Supplied entries section start

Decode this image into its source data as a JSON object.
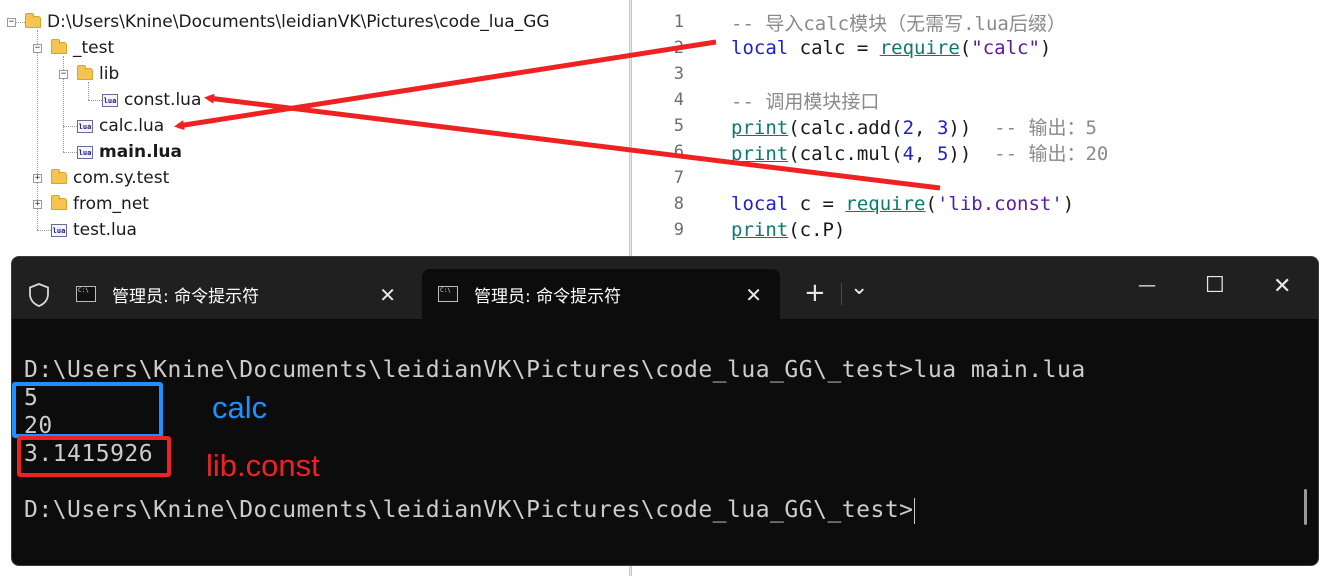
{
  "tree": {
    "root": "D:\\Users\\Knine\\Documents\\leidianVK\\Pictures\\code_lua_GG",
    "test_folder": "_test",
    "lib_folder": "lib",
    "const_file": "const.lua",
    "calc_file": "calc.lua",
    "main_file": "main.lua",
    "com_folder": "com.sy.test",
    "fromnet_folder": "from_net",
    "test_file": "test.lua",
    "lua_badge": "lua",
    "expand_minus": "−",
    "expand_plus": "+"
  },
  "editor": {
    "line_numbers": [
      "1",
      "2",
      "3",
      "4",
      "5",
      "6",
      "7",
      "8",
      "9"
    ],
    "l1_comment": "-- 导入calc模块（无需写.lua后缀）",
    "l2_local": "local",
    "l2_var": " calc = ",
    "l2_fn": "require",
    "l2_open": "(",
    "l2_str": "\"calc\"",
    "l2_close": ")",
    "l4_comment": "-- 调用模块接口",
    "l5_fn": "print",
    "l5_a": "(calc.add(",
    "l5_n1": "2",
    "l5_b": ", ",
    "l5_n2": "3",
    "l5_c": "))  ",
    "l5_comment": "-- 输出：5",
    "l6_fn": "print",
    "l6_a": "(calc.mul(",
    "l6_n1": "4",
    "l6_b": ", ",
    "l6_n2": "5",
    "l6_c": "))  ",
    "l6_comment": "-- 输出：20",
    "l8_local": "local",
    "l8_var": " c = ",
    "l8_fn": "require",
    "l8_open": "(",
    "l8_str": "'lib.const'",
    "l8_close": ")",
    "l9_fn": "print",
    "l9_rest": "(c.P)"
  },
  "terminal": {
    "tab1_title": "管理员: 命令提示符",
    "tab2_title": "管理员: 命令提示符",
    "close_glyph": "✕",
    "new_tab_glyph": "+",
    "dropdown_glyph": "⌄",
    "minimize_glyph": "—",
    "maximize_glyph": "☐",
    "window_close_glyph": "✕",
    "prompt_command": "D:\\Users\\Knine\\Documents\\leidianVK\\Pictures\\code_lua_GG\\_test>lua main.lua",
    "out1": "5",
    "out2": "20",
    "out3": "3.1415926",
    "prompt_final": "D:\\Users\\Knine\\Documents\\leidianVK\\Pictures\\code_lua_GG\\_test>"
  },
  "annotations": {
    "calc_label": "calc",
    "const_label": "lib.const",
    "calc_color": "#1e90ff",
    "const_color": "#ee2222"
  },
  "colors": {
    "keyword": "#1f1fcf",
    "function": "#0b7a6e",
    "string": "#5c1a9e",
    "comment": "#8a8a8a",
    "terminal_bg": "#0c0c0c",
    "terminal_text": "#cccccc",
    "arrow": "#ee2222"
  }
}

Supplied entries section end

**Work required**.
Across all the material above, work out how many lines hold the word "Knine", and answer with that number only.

**Your response**.
3